Like the Petrella family, Don says he and Jackie have asked CYFS workers to show them how to properly restrain their son.

“They won’t do it,” he says.

The family has been living apart since Aug. 27, and Jackie and Don have agreed to transfer Christopher into a care home temporarily. They have requested a referral for neuropsychiatrist Dr. Hugh Mirolo, and are hopeful Christopher will be able to see him soon. In the meantime, they have plans to potentially renovate their basement to include an apartment where Christopher can live, keeping him and his sister separate.

Last week, Don says, CYFS presented the couple with a document: a protective care agreement, officially transferring the care and supervision of Christopher to a CYFS manager.

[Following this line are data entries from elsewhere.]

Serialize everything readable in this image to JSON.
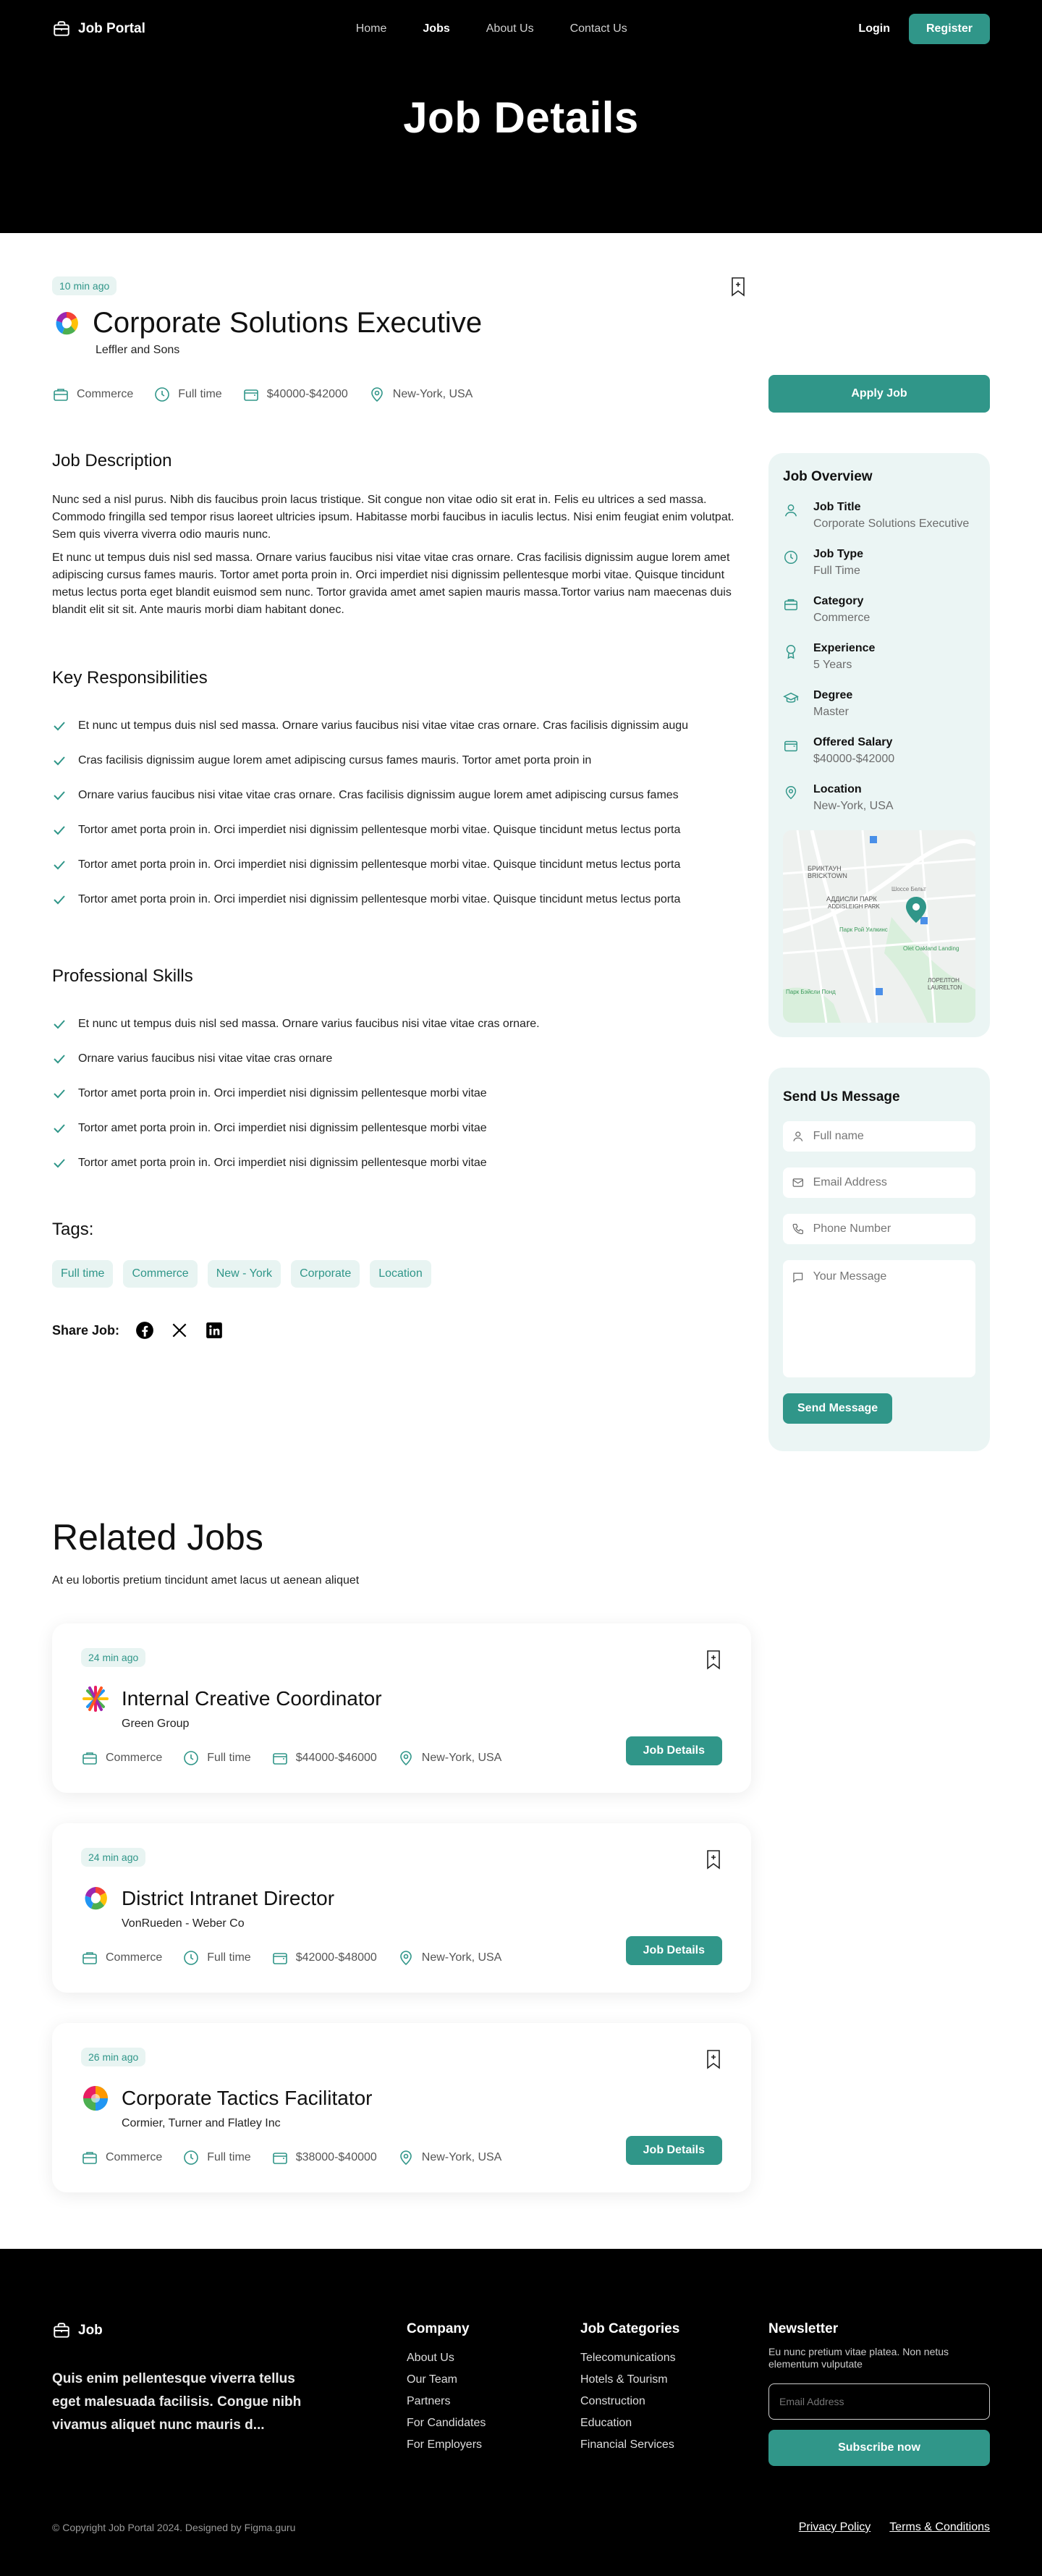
{
  "nav": {
    "brand": "Job Portal",
    "links": [
      "Home",
      "Jobs",
      "About Us",
      "Contact Us"
    ],
    "login": "Login",
    "register": "Register"
  },
  "hero": {
    "title": "Job Details"
  },
  "job": {
    "posted": "10 min ago",
    "title": "Corporate Solutions Executive",
    "company": "Leffler and Sons",
    "category": "Commerce",
    "type": "Full time",
    "salary": "$40000-$42000",
    "location": "New-York, USA",
    "apply": "Apply Job"
  },
  "description": {
    "heading": "Job Description",
    "p1": "Nunc sed a nisl purus. Nibh dis faucibus proin lacus tristique. Sit congue non vitae odio sit erat in. Felis eu ultrices a sed massa. Commodo fringilla sed tempor risus laoreet ultricies ipsum. Habitasse morbi faucibus in iaculis lectus. Nisi enim feugiat enim volutpat. Sem quis viverra viverra odio mauris nunc.",
    "p2": "Et nunc ut tempus duis nisl sed massa. Ornare varius faucibus nisi vitae vitae cras ornare. Cras facilisis dignissim augue lorem amet adipiscing cursus fames mauris. Tortor amet porta proin in. Orci imperdiet nisi dignissim pellentesque morbi vitae. Quisque tincidunt metus lectus porta eget blandit euismod sem nunc. Tortor gravida amet amet sapien mauris massa.Tortor varius nam maecenas duis blandit elit sit sit. Ante mauris morbi diam habitant donec."
  },
  "responsibilities": {
    "heading": "Key Responsibilities",
    "items": [
      "Et nunc ut tempus duis nisl sed massa. Ornare varius faucibus nisi vitae vitae cras ornare. Cras facilisis dignissim augu",
      "Cras facilisis dignissim augue lorem amet adipiscing cursus fames mauris. Tortor amet porta proin in",
      "Ornare varius faucibus nisi vitae vitae cras ornare. Cras facilisis dignissim augue lorem amet adipiscing cursus fames",
      "Tortor amet porta proin in. Orci imperdiet nisi dignissim pellentesque morbi vitae. Quisque tincidunt metus lectus porta",
      "Tortor amet porta proin in. Orci imperdiet nisi dignissim pellentesque morbi vitae. Quisque tincidunt metus lectus porta",
      "Tortor amet porta proin in. Orci imperdiet nisi dignissim pellentesque morbi vitae. Quisque tincidunt metus lectus porta"
    ]
  },
  "skills": {
    "heading": "Professional Skills",
    "items": [
      "Et nunc ut tempus duis nisl sed massa. Ornare varius faucibus nisi vitae vitae cras ornare.",
      "Ornare varius faucibus nisi vitae vitae cras ornare",
      "Tortor amet porta proin in. Orci imperdiet nisi dignissim pellentesque morbi vitae",
      "Tortor amet porta proin in. Orci imperdiet nisi dignissim pellentesque morbi vitae",
      "Tortor amet porta proin in. Orci imperdiet nisi dignissim pellentesque morbi vitae"
    ]
  },
  "tags": {
    "heading": "Tags:",
    "items": [
      "Full time",
      "Commerce",
      "New - York",
      "Corporate",
      "Location"
    ]
  },
  "share": {
    "label": "Share Job:"
  },
  "overview": {
    "heading": "Job Overview",
    "items": [
      {
        "label": "Job Title",
        "value": "Corporate Solutions Executive"
      },
      {
        "label": "Job Type",
        "value": "Full Time"
      },
      {
        "label": "Category",
        "value": "Commerce"
      },
      {
        "label": "Experience",
        "value": "5 Years"
      },
      {
        "label": "Degree",
        "value": "Master"
      },
      {
        "label": "Offered Salary",
        "value": "$40000-$42000"
      },
      {
        "label": "Location",
        "value": "New-York, USA"
      }
    ],
    "map_labels": [
      "БРИКТАУН",
      "BRICKTOWN",
      "АДДИСЛИ ПАРК",
      "ADDISLEIGH PARK",
      "Парк Рой Уилкинс",
      "ЛОРЕЛТОН",
      "LAURELTON",
      "Парк Бэйсли Понд",
      "Шоссе Бельт",
      "Olet Oakland Landing"
    ]
  },
  "message": {
    "heading": "Send Us Message",
    "name_ph": "Full name",
    "email_ph": "Email Address",
    "phone_ph": "Phone Number",
    "msg_ph": "Your Message",
    "send": "Send Message"
  },
  "related": {
    "heading": "Related Jobs",
    "sub": "At eu lobortis pretium tincidunt amet lacus ut aenean aliquet",
    "button": "Job Details",
    "jobs": [
      {
        "posted": "24 min ago",
        "title": "Internal Creative Coordinator",
        "company": "Green Group",
        "category": "Commerce",
        "type": "Full time",
        "salary": "$44000-$46000",
        "location": "New-York, USA"
      },
      {
        "posted": "24 min ago",
        "title": "District Intranet Director",
        "company": "VonRueden - Weber Co",
        "category": "Commerce",
        "type": "Full time",
        "salary": "$42000-$48000",
        "location": "New-York, USA"
      },
      {
        "posted": "26 min ago",
        "title": "Corporate Tactics Facilitator",
        "company": "Cormier, Turner and Flatley Inc",
        "category": "Commerce",
        "type": "Full time",
        "salary": "$38000-$40000",
        "location": "New-York, USA"
      }
    ]
  },
  "footer": {
    "brand": "Job",
    "tagline": "Quis enim pellentesque viverra tellus eget malesuada facilisis. Congue nibh vivamus aliquet nunc mauris d...",
    "company_heading": "Company",
    "company_links": [
      "About Us",
      "Our Team",
      "Partners",
      "For Candidates",
      "For Employers"
    ],
    "categories_heading": "Job Categories",
    "categories": [
      "Telecomunications",
      "Hotels & Tourism",
      "Construction",
      "Education",
      "Financial Services"
    ],
    "newsletter_heading": "Newsletter",
    "newsletter_text": "Eu nunc pretium vitae platea. Non netus elementum vulputate",
    "email_ph": "Email Address",
    "subscribe": "Subscribe now",
    "copyright": "© Copyright Job Portal  2024. Designed by Figma.guru",
    "privacy": "Privacy Policy",
    "terms": "Terms & Conditions"
  },
  "colors": {
    "accent": "#309689",
    "tint": "#ebf5f4",
    "dark": "#000000"
  }
}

“We’re not signing it,” Don says, adding he and Jackie want to transfer Christopher to the care home on their own terms and in consultation with their doctors, given issues they’ve have with CYFS in the past. Those issues, he says, include an unqualified aide assigned to their home and removed days later, and Christopher’s condition worsening when he was  previously removed from his home and spent three months in a care facility, back in 2009.

A CYFS spokeswoman told The Telegram a protective care agreement doesn’t transfer custody of a child from the parents, and the parents can revoke it at any time. CYFS has a policy of not speaking about specific cases.

“A PCA can only be activated once in the life of a child and is generally put in place when a family needs significant support,” she said in an e-mail.

If a family revokes a PCA, social workers must then determine if the child must be removed from their care — and this is what Don believes will happen. He says once he and his wife informed CYFS they wouldn’t be signing the agreement as of the deadline set for them, they were informed CYFS had applied to the court for an order of protective intervention for Christopher and Emma. The hearing will be held in front of a judge later this week.

According to the Supreme Court of Newfoundland and Labrador’s website, the judge will make a decision as to whether or not a child is in need of protective intervention, considering factors like the child’s cultural heritage, developmental needs, and the importance of stability and continuity in the child’s care. The judge will consider the child’s current situation as well as advantages and disadvantages of the proposed plan of care, and will then decide to implement either a supervision order, a temporary custody order, or an ongoing custody order.

“They’re saying (treatment) can’t be done in the home,” Don says of CYFS. “I thought it was being done. We’ve been living home together and have had (Christopher’s aides) all this time. There was a point in time when there were behavioural incidents every day, but they were ignored. It’s only when I started to speak out that this all started happening.”

Recent Stories